One SEL coach shared that previous strategies to support student behavior that worked in the past were no longer effective. Educators need support to change their expectations and practices in the classroom: “What I hope [teachers will] start seeing is you need to change practice because the gig is different, and you can’t blame and put all the responsibility on children who don’t have the control mechanisms to change these systems that are not working anymore.” 

Addressing Student Needs through SEL and Trauma-Responsive Approaches  

Through the Learning Renewal–SEL initiative, schools and districts have access to SEL Hub supports for student and staff well-being, including training to support greater awareness of student mental health needs, and professional development for trauma-informed approaches to classroom management.  

SEL coaches and program leaders found that districts and schools in their regions were eager for SEL and trauma-informed approaches that helped them understand student behavior in the wake of the pandemic. In general, participants believed that the increased awareness of these issues across their communities created a sense of responsibility among school staff. 

According to one SEL coach, school staff did not feel equipped to handle student behavior problems until they saw how trauma helped make sense of what they were seeing: “There were just things that felt inexplicable until you could see them through a trauma-informed lens.” Similarly, another program leader shared that school staff realized that students’ mental health and social emotional needs were not being met, which made staff ask for support.  

To better facilitate this learning, many districts and schools have implemented the REACH approach. REACH takes a whole school, trauma-informed approach by creating teams, using an evidence-based needs assessment, developing action plans, and monitoring their progress on how they navigate trauma-responsive and healing-focused practices.  

Promoting Educator Well-Being 
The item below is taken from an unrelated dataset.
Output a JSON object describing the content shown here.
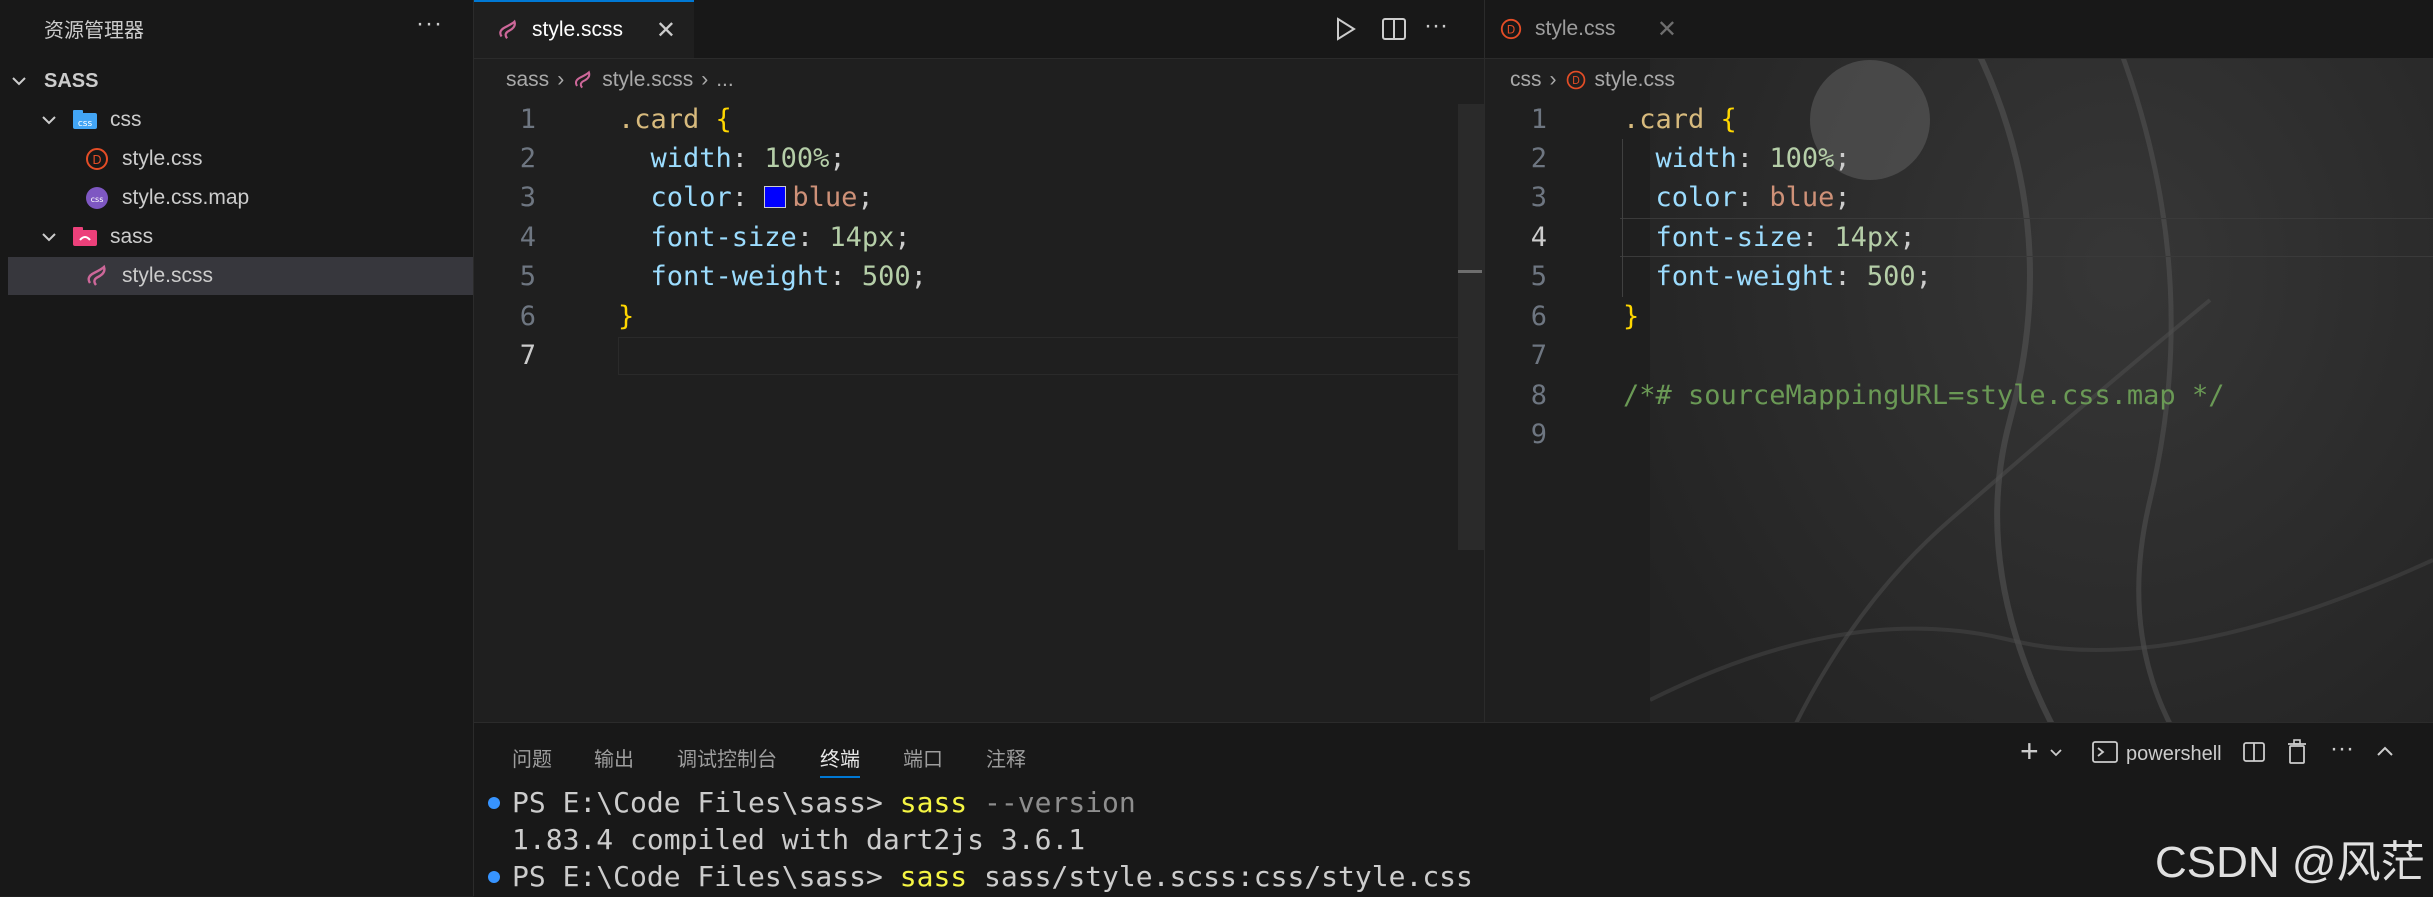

Finally, SEL coaches and leaders reported that schools have taken measures to address educators’ own social emotional well-being. In turn, educators have greater capacity to support their students’ emotion regulation and behavior. As one of them shared,  

I think that it’s about understanding secondary traumatic stress, understanding compassion fatigue, understanding why I feel like junk every night when I go home after work, and I don’t enjoy my job anymore, and then knowing how to take the next step to make myself feel better. 
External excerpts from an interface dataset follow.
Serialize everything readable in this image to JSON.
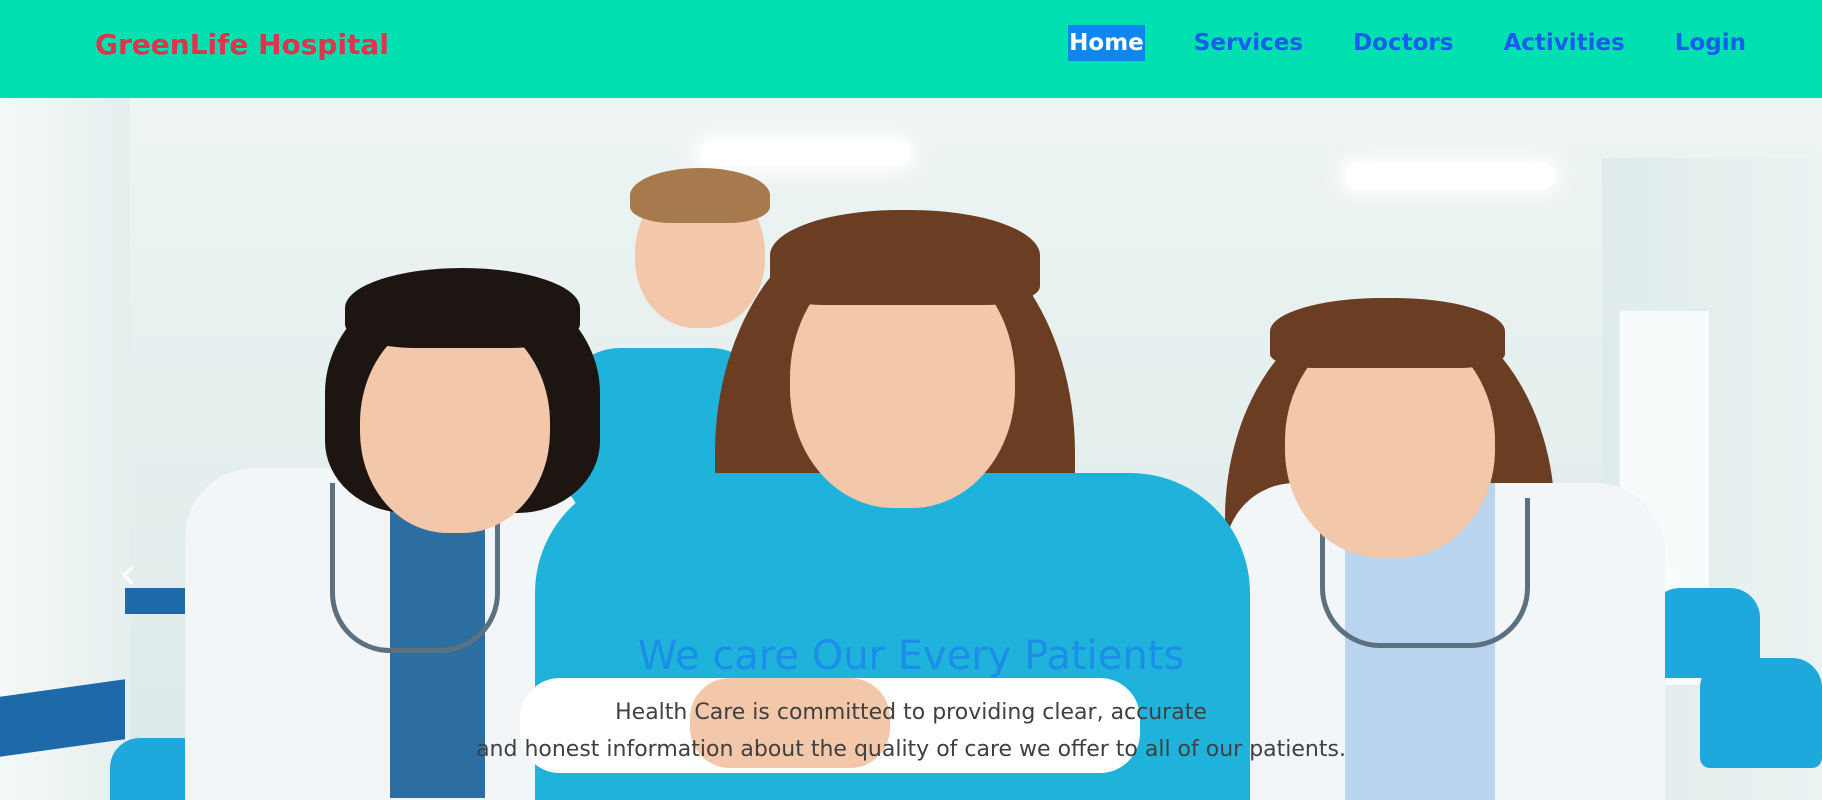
{
  "navbar": {
    "brand": "GreenLife Hospital",
    "links": [
      {
        "label": "Home",
        "active": true
      },
      {
        "label": "Services",
        "active": false
      },
      {
        "label": "Doctors",
        "active": false
      },
      {
        "label": "Activities",
        "active": false
      },
      {
        "label": "Login",
        "active": false
      }
    ]
  },
  "hero": {
    "title": "We care Our Every Patients",
    "line1": "Health Care is committed to providing clear, accurate",
    "line2": "and honest information about the quality of care we offer to all of our patients."
  },
  "icons": {
    "prev": "chevron-left-icon",
    "next": "chevron-right-icon"
  },
  "colors": {
    "navbar_bg": "#00e0b0",
    "brand": "#e0334d",
    "nav_link": "#1a5cf0",
    "active_bg": "#0d86ee",
    "caption_title": "#1a8ee8"
  }
}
Through the Learning Renewal –SEL Initiative, participants highlighted examples of how districts and schools promoted educator wellness, such as yoga, planned wellness practices like “Mindful Mondays”, learning to manage compassion fatigue, and other forms of self-care.  

Next Steps for Our Study  

The partnership between ISBE and AIR will continue through the summer of 2025. As we continue the study, we will continue to learn from SEL coaches, program leads, district, and school staff to understand their experience and perspectives implementing the Learning Renewal–SEL activities. For more about this project and for the full Year 1 implementation report, visit our website: